To learn more, and to measure the impact of these antibiotic-resistant bacteria, scientists from the University of Exeter Medical School plan to analyse the intestinal flora of 300 British surfers and work in collaboration with Surfers Against Sewage, an organisation that is very involved in the fight against marine pollution. They are in fact responsible for an alert system, Safer Seas Service, that has warned of almost 400 separate pollution events across England and Wales, issuing free, real-time warnings be beach users.

A major public health issue

Surfers have been picked as the baseline for this study because they absorb, on average, 170ml of seawater per session, or the equivalent of one cup, making them an interesting source for this study. Rectal kits will be used in order to get bacteria samples.

These samples will then be compared to those culled from ordinary swimmers. Thus, the scientists hope to isolate the bacteria that have developed a resistance to the antibiotics. This is important work, because according to those responsible for this study, “the rise of antibiotic-resistant bacteria constitutes one of the greatest health threats facing humans today.”

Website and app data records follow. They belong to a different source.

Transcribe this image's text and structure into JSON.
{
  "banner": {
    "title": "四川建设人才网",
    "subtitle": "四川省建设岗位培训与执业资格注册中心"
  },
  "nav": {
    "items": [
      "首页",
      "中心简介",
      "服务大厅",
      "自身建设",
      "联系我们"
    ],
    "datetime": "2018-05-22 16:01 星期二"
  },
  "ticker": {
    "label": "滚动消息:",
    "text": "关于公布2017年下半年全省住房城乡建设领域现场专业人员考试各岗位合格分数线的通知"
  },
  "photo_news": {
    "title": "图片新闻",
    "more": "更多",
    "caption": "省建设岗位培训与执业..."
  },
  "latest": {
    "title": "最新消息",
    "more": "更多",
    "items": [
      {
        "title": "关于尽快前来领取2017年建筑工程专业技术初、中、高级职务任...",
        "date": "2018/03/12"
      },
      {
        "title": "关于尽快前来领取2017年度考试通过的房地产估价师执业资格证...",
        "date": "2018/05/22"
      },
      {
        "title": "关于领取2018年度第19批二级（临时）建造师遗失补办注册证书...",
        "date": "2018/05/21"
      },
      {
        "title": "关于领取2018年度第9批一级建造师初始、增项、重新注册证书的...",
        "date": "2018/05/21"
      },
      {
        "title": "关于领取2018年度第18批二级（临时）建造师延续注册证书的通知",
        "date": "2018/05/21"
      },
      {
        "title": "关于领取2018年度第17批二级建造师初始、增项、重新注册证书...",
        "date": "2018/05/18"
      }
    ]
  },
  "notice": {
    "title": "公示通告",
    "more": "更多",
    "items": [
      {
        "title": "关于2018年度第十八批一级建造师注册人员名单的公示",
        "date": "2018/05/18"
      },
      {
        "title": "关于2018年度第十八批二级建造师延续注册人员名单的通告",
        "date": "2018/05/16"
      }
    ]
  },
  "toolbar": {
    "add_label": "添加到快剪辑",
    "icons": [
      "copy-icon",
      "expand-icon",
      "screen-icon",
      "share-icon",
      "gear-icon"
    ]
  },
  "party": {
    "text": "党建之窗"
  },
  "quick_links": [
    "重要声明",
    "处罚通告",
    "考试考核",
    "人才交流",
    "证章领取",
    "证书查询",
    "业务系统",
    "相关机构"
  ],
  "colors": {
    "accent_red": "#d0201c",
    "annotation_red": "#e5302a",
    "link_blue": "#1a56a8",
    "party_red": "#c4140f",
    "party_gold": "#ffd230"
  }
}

This research should also allow the scientists to understand the way in which the bacteria are able to adapt in the human body, far from their natural habitat. The results of the research will be published in 2016. – AFP Relaxnews